Very encouraging reports of the AOCICC-sponsored young adult pilgrimage to Echternach were reviewed by the Council. I will write about that pilgrimage in another blog article.






Sunday, 9 July 2017

Nicolas Razafindratsima ordained priest

  

On Saturday 1 July the Revd Nicolas Razafindratsima was ordained to the priesthood in St George's Paris. It was a jubilant celebration, reflecting also the multicultural nature of St George's and indeed our diocese. Fr Nicolas is originally from Madagascar. There is a large number of Malagasy (or Malgache in French) Anglicans in St George's and the ordination rite was printed in both English and Malgache, and the hymns, even the ancient Veni Creator Spiritus, sung in both languages - sometimes in vigorous competition!


Fr Nicolas continues, now as a priest, in his curacy at St George's.

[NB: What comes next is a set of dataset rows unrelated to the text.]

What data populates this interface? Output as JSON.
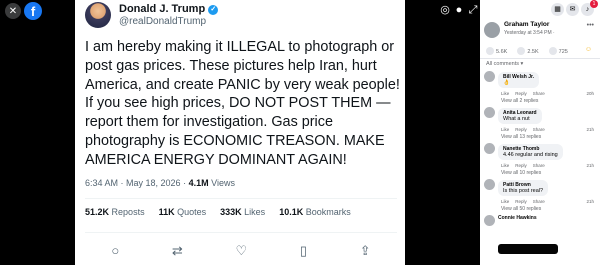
{
  "viewer": {
    "close_icon": "close-icon",
    "facebook_logo": "f"
  },
  "post": {
    "author": "Donald J. Trump",
    "handle": "@realDonaldTrump",
    "body": "I am hereby making it ILLEGAL to photograph or post gas prices. These pictures help Iran, hurt America, and create PANIC by very weak people! If you see high prices, DO NOT POST THEM — report them for investigation. Gas price photography is ECONOMIC TREASON. MAKE AMERICA ENERGY DOMINANT AGAIN!",
    "time": "6:34 AM",
    "date": "May 18, 2026",
    "views_count": "4.1M",
    "views_label": "Views",
    "reposts_count": "51.2K",
    "reposts_label": "Reposts",
    "quotes_count": "11K",
    "quotes_label": "Quotes",
    "likes_count": "333K",
    "likes_label": "Likes",
    "bookmarks_count": "10.1K",
    "bookmarks_label": "Bookmarks"
  },
  "panel": {
    "notification_count": "1",
    "poster_name": "Graham Taylor",
    "poster_date": "Yesterday at 3:54 PM · ",
    "reactions": "5.6K",
    "comments": "2.5K",
    "shares": "725",
    "all_comments_label": "All comments ▾",
    "comments_list": [
      {
        "name": "Bill Welsh Jr.",
        "text": "👌",
        "time": "20h",
        "replies": "View all 2 replies"
      },
      {
        "name": "Anita Leonard",
        "text": "What a nut",
        "time": "21h",
        "replies": "View all 13 replies"
      },
      {
        "name": "Nanette Thomb",
        "text": "4.46 regular and rising",
        "time": "21h",
        "replies": "View all 10 replies"
      },
      {
        "name": "Patti Brown",
        "text": "Is this post real?",
        "time": "21h",
        "replies": "View all 50 replies"
      },
      {
        "name": "Connie Hawkins",
        "text": "",
        "time": "",
        "replies": ""
      }
    ],
    "like_label": "Like",
    "reply_label": "Reply",
    "share_label": "Share"
  }
}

The ordination liturgy is not one that is frequently seen in our churches. People often say to me following the service that there are two moments that particularly strike them. The first is the ordinand lying prostrate before the altar while the Veni Creator Spiritus is sung followed by the chanting of the litany by the Deacon. Prostration is an ancient biblical sign of humility (cf Deuteronomy 8.18) and vividly signifies that the ordinand is completely dependent upon God. All those of us in Holy Orders need to recall daily that our ordination is not about power and status, but is a ministry rooted in humility and servanthood, utterly reliant on God's grace.  The second is when the bishop lays on hands to call down the Holy Spirit on the ordinand for the office and work of a priest, with the other attending priests laying on hands at the same time, thus symbolising the oneness of the priestly ministry they share which comes from Christ our Great High Priest. Both these moments are captured on a video clip taken by a member of the congregation at Fr Nicolas's ordination:

https://www.facebook.com/DecoDesignAmpalis/videos/1400587993358410/


Many of the parishioners lined up after the ordination mass both go greet Fr Nicolas, and to receive his blessing as a new priest.


At the champagne reception following the service a special ecumenical greeting was delivered by Pasteur Jean Andriamarohasina Ravalitera, who is the President of the Malagasy Protestant Church in France.